WHAT THE EXERCISE ASKS. Only the number is needed. Please count the lines below in which the word "icon" occurs.

*** MATERIAL TO PROCESS ***

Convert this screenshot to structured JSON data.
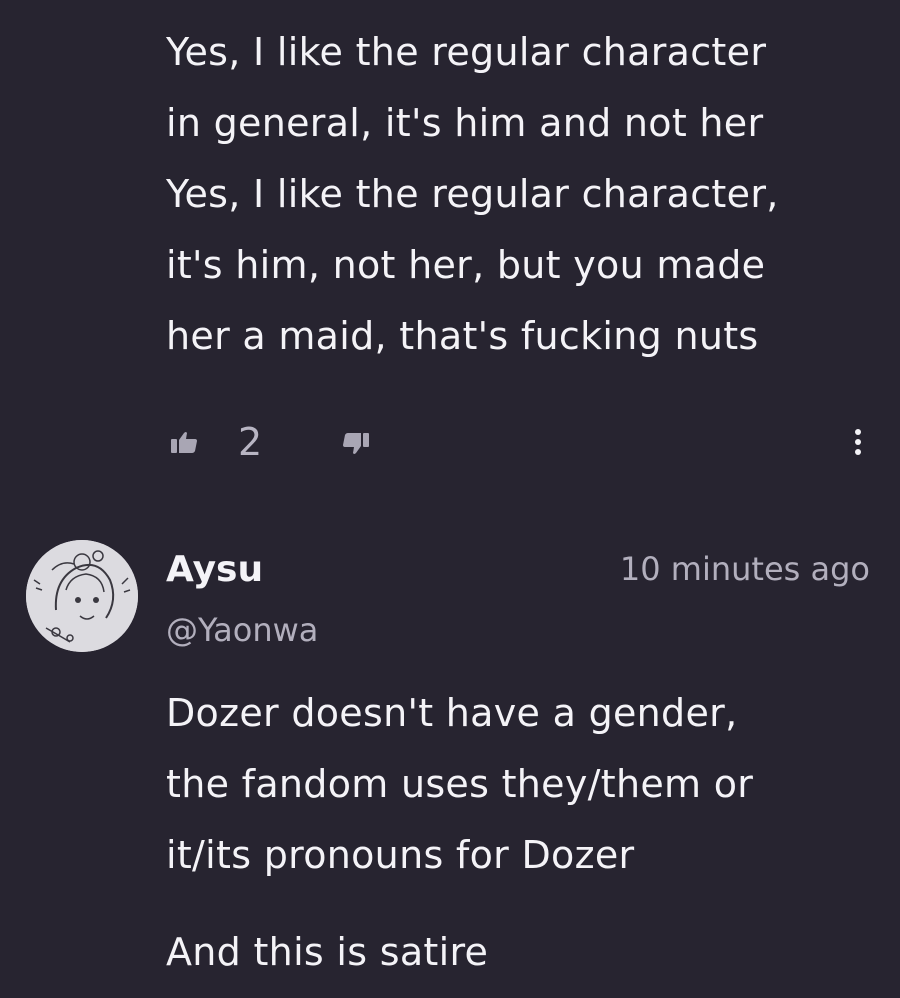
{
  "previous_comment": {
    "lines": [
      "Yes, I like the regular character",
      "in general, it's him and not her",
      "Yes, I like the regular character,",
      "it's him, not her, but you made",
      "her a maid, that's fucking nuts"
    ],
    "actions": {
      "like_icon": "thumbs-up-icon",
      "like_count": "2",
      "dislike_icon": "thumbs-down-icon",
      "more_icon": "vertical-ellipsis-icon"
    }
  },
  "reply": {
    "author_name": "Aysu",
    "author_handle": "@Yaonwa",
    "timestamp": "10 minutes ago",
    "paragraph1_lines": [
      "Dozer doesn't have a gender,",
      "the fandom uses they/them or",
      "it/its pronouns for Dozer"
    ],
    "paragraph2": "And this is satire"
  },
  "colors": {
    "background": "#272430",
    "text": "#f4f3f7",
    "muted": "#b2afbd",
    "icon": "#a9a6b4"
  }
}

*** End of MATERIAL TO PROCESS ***

RESULT BELOW. 4